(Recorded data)
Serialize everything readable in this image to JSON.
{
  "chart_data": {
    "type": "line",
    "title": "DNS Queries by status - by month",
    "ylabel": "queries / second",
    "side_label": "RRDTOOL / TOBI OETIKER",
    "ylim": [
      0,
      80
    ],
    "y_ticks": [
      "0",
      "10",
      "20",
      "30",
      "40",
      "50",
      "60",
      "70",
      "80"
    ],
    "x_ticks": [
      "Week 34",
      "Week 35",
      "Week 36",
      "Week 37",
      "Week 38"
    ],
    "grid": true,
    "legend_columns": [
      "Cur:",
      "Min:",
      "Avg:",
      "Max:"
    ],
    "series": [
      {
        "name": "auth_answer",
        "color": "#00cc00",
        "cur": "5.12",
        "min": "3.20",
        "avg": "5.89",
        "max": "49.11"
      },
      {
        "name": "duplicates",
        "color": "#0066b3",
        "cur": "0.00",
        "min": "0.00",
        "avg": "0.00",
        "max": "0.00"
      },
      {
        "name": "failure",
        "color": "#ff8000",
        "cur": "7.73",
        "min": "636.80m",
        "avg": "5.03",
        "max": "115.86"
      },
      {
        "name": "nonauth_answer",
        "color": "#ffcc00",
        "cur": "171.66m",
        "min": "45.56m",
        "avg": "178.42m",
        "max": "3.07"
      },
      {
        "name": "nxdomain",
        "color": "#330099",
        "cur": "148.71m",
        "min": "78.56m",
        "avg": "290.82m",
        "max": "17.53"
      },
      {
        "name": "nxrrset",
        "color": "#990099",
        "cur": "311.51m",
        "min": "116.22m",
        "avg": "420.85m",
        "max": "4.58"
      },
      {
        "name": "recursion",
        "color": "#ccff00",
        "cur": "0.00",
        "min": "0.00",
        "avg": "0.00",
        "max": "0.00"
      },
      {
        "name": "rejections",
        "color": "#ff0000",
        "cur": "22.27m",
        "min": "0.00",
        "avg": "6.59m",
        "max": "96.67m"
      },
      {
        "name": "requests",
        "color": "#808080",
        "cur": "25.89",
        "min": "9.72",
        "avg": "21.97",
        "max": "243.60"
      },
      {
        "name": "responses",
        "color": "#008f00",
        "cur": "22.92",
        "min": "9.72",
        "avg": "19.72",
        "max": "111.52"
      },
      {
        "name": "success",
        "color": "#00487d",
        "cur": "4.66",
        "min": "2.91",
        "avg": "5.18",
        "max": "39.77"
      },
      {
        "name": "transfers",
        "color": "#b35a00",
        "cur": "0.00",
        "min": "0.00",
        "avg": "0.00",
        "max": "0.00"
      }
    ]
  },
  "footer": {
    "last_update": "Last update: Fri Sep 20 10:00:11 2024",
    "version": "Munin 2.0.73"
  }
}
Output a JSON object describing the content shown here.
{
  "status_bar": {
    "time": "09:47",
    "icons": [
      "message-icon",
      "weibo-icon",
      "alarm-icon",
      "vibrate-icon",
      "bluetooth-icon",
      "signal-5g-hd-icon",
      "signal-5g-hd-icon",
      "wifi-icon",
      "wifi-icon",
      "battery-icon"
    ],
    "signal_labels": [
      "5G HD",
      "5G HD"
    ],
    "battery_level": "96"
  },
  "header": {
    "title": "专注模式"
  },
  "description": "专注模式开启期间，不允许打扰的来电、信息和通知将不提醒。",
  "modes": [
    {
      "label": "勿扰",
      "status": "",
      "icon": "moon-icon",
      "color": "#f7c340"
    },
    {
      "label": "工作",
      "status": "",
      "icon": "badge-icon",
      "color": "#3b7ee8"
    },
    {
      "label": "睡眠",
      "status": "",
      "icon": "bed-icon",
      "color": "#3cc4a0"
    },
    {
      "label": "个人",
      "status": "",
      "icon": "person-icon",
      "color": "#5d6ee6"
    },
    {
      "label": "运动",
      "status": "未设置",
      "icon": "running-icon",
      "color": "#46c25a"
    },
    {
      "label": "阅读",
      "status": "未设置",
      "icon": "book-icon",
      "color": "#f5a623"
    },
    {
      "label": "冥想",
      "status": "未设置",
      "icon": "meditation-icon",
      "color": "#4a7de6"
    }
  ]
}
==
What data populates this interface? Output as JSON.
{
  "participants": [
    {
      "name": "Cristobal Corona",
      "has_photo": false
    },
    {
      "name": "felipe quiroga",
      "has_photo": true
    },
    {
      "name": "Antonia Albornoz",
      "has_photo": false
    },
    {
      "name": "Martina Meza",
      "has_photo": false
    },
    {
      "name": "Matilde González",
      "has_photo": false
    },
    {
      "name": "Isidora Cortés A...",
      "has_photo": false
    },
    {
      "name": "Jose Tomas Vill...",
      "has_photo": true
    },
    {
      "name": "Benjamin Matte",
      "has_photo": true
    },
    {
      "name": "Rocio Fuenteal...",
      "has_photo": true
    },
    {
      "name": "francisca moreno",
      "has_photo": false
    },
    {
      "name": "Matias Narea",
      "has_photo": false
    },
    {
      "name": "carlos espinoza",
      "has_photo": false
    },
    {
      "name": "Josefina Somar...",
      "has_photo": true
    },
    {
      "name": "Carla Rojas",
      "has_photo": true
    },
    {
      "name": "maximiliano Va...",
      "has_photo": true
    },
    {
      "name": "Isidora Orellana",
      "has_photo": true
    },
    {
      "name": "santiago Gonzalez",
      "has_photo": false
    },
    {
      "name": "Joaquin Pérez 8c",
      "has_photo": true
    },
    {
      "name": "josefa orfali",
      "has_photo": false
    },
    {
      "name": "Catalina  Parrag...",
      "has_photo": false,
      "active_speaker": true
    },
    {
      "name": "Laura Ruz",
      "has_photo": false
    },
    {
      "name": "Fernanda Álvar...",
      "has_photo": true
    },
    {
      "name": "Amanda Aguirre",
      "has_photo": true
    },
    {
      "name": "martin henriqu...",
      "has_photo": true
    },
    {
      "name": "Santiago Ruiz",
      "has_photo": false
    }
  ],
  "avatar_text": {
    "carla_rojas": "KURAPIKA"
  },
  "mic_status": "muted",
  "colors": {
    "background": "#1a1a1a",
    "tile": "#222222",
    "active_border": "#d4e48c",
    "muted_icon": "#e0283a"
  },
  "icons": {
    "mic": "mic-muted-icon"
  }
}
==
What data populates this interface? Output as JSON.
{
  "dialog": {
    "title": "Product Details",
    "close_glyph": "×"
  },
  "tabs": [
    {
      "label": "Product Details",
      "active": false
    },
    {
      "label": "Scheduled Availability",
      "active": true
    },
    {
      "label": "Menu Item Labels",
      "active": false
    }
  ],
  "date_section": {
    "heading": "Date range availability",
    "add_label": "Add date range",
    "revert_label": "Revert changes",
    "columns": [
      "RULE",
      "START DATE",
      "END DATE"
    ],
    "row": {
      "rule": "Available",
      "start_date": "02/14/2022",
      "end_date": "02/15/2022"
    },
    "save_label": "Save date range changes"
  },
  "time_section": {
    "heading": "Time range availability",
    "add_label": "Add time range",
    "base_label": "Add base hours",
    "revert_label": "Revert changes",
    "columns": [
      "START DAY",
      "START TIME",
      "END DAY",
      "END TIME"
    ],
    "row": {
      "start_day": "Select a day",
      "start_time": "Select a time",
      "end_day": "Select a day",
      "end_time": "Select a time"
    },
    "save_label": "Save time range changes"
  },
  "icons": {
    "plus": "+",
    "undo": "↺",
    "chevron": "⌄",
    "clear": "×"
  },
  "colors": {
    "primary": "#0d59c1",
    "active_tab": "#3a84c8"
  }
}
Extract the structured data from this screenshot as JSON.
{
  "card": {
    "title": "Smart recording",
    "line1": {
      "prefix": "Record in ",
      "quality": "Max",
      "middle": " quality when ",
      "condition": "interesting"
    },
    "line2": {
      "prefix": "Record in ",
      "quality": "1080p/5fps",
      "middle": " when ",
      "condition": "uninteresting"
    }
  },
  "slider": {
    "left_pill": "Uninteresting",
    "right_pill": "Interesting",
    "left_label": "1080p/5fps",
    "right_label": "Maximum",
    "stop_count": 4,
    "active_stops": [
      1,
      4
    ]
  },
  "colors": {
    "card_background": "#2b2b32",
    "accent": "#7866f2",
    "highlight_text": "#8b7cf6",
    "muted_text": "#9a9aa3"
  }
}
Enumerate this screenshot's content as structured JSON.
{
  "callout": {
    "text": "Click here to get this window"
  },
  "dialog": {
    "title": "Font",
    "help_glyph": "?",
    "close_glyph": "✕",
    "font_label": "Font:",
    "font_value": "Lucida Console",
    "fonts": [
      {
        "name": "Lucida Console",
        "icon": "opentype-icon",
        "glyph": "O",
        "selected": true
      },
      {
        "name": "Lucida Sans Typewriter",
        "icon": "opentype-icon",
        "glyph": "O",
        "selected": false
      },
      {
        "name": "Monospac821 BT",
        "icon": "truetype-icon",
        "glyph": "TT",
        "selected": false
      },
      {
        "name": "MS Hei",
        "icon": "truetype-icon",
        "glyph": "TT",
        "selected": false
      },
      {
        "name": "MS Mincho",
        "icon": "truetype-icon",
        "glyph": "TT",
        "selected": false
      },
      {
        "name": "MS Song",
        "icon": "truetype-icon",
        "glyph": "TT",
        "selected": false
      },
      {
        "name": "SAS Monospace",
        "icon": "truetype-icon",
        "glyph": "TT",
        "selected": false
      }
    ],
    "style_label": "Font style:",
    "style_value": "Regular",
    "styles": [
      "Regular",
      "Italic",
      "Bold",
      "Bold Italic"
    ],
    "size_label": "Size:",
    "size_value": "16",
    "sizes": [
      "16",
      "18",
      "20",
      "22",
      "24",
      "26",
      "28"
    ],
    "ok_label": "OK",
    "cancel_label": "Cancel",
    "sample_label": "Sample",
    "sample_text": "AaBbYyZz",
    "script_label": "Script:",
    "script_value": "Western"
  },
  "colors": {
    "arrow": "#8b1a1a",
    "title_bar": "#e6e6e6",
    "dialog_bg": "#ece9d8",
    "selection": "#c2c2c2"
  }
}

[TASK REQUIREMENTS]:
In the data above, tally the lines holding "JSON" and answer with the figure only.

[REPLY TO THE TASK]:
6